» Work required
Out of the lines below, please list those that hold the string "JSON".

» Data shown
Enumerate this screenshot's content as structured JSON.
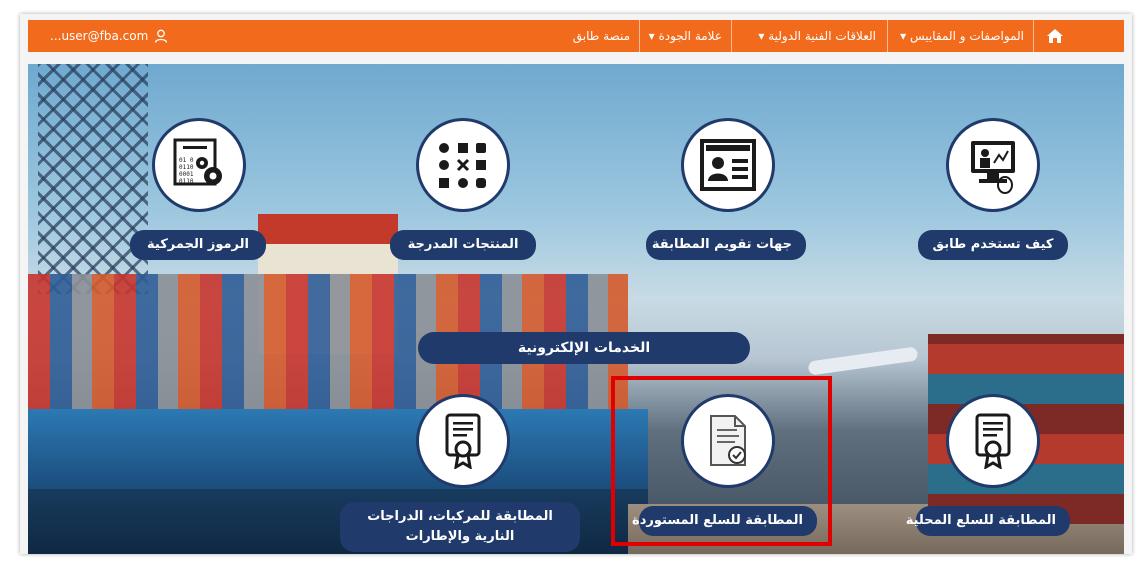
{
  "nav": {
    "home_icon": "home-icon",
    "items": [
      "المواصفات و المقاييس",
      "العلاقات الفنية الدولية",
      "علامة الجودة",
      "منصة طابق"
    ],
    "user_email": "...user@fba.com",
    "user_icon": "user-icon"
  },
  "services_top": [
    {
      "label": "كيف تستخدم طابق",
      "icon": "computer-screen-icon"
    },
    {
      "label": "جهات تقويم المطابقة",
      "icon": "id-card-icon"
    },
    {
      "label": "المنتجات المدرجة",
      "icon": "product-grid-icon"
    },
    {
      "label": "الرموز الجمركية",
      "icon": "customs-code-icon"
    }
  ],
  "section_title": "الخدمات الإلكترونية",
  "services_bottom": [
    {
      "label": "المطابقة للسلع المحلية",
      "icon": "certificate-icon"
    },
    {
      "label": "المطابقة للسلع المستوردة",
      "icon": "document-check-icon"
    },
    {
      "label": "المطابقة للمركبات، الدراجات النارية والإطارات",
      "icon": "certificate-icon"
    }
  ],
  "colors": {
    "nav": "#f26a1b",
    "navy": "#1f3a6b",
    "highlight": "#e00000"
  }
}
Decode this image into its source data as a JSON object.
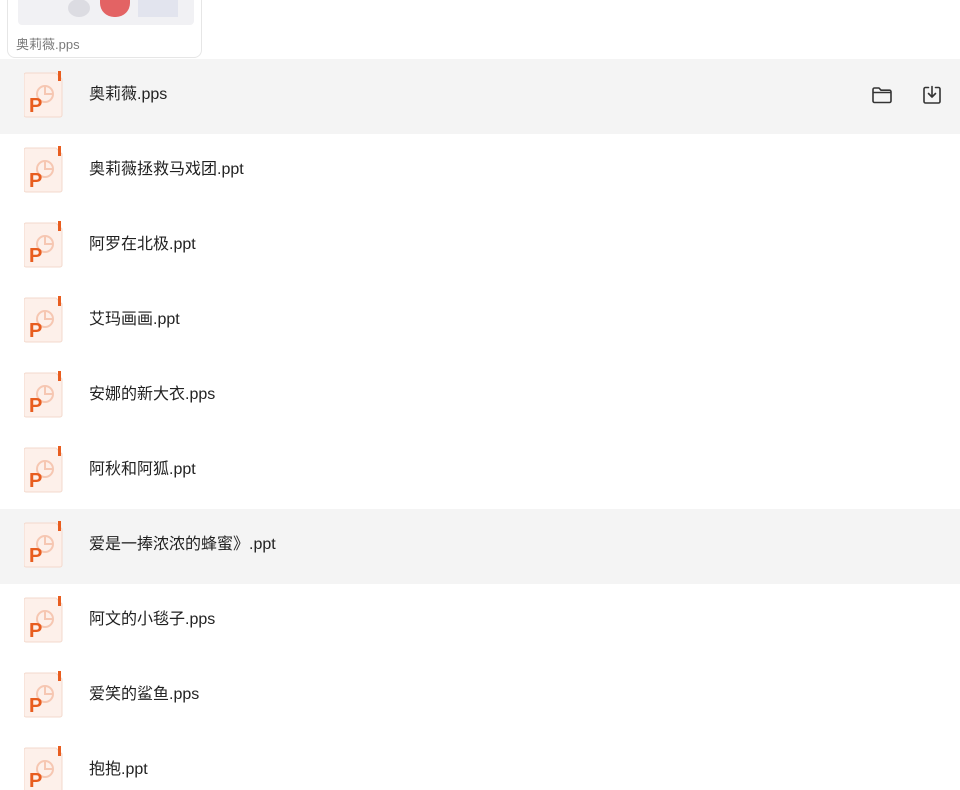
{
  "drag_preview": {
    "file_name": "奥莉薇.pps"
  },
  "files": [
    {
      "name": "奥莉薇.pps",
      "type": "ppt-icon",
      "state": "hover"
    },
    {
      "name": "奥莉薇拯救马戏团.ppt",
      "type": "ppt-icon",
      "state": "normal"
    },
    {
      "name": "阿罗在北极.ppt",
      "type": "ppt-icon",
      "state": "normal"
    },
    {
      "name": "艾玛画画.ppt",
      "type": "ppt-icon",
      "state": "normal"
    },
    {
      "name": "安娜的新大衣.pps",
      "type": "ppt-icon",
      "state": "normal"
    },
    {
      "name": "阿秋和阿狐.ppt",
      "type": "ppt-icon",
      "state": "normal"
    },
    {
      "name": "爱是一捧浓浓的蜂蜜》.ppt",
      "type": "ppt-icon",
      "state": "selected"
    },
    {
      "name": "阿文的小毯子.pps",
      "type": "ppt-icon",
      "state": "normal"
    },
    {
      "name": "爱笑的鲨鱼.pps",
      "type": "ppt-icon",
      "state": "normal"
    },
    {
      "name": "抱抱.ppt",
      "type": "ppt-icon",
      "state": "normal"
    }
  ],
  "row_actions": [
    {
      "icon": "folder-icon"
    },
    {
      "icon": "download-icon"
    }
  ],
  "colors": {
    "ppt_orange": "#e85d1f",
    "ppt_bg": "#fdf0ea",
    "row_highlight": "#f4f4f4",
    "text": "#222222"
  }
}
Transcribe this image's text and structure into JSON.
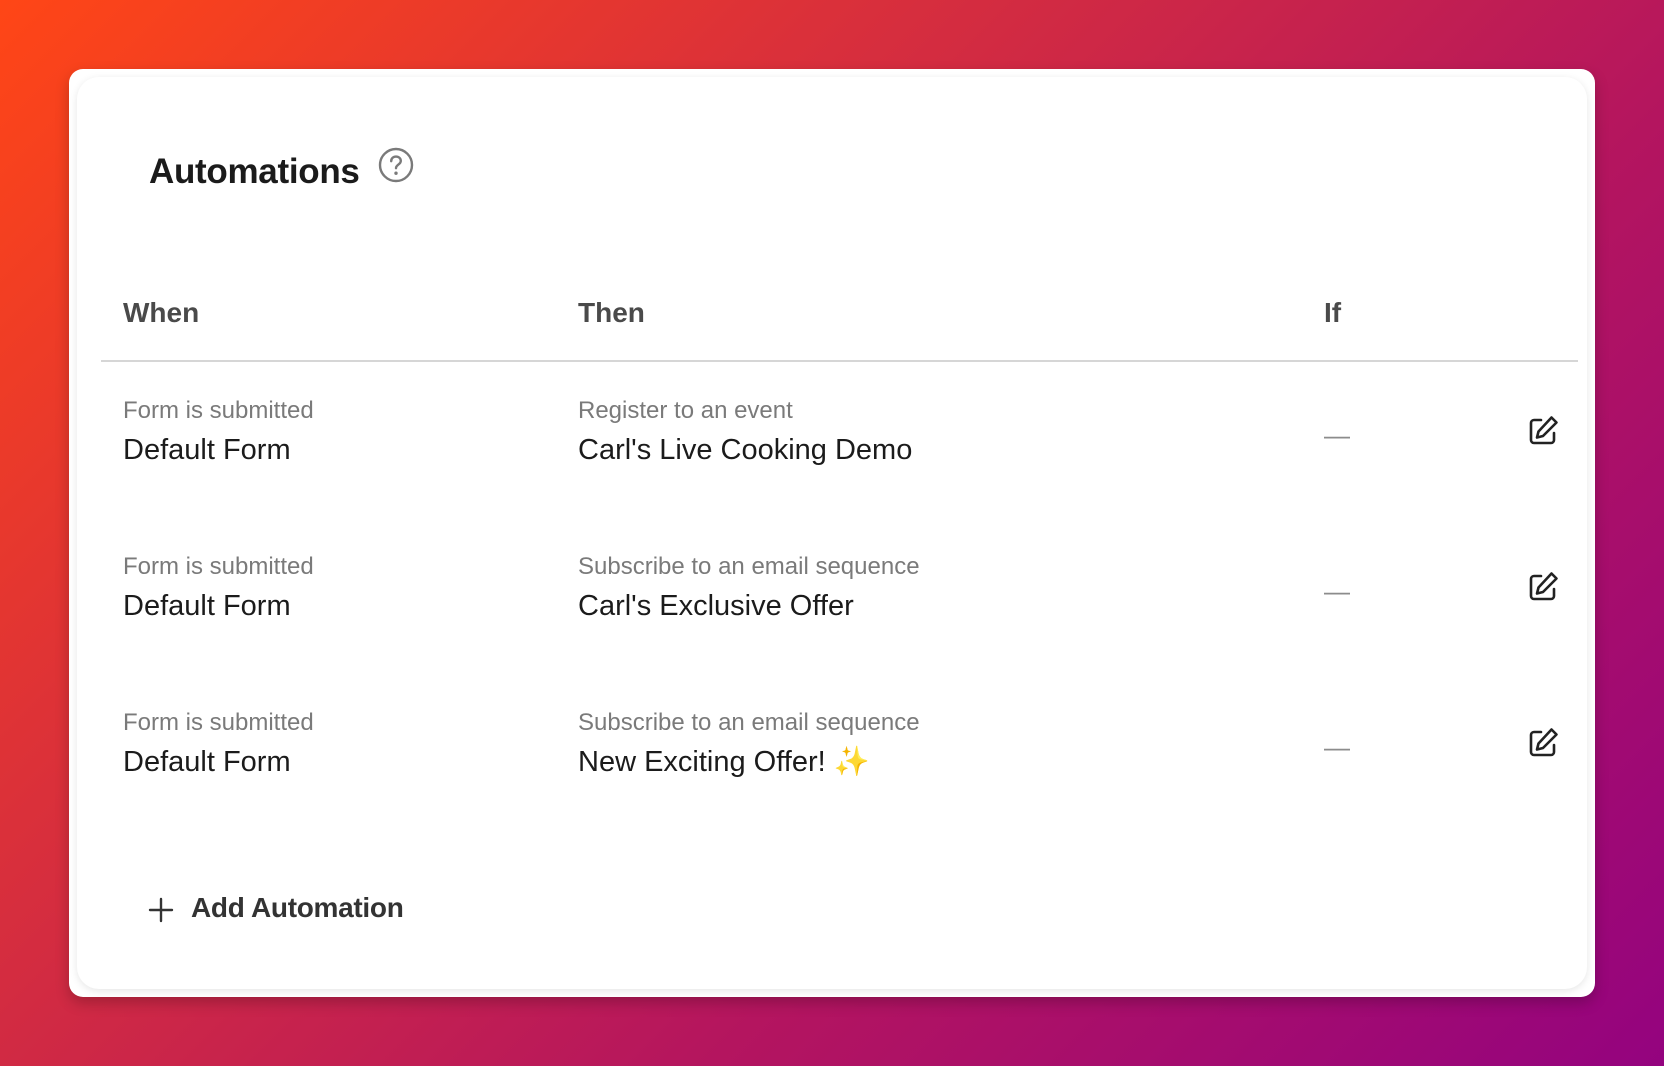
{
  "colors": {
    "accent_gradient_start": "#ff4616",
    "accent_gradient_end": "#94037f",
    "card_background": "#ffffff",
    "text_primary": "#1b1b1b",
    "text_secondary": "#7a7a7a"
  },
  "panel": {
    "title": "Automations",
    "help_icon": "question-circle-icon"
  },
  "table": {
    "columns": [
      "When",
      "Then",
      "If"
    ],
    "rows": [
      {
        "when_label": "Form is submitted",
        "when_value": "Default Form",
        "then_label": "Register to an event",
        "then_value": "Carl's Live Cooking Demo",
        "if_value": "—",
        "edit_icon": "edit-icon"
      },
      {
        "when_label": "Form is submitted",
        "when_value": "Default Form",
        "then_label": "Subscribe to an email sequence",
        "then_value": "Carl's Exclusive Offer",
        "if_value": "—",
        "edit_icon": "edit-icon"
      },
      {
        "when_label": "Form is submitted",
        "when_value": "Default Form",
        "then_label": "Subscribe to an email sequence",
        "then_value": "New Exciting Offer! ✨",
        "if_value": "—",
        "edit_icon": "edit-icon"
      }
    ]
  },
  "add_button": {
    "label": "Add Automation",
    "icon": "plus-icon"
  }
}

» Answer to the exercise
Enumerate this screenshot's content as structured JSON.
Decode this image into its source data as a JSON object.
Transcribe this image's text and structure into JSON.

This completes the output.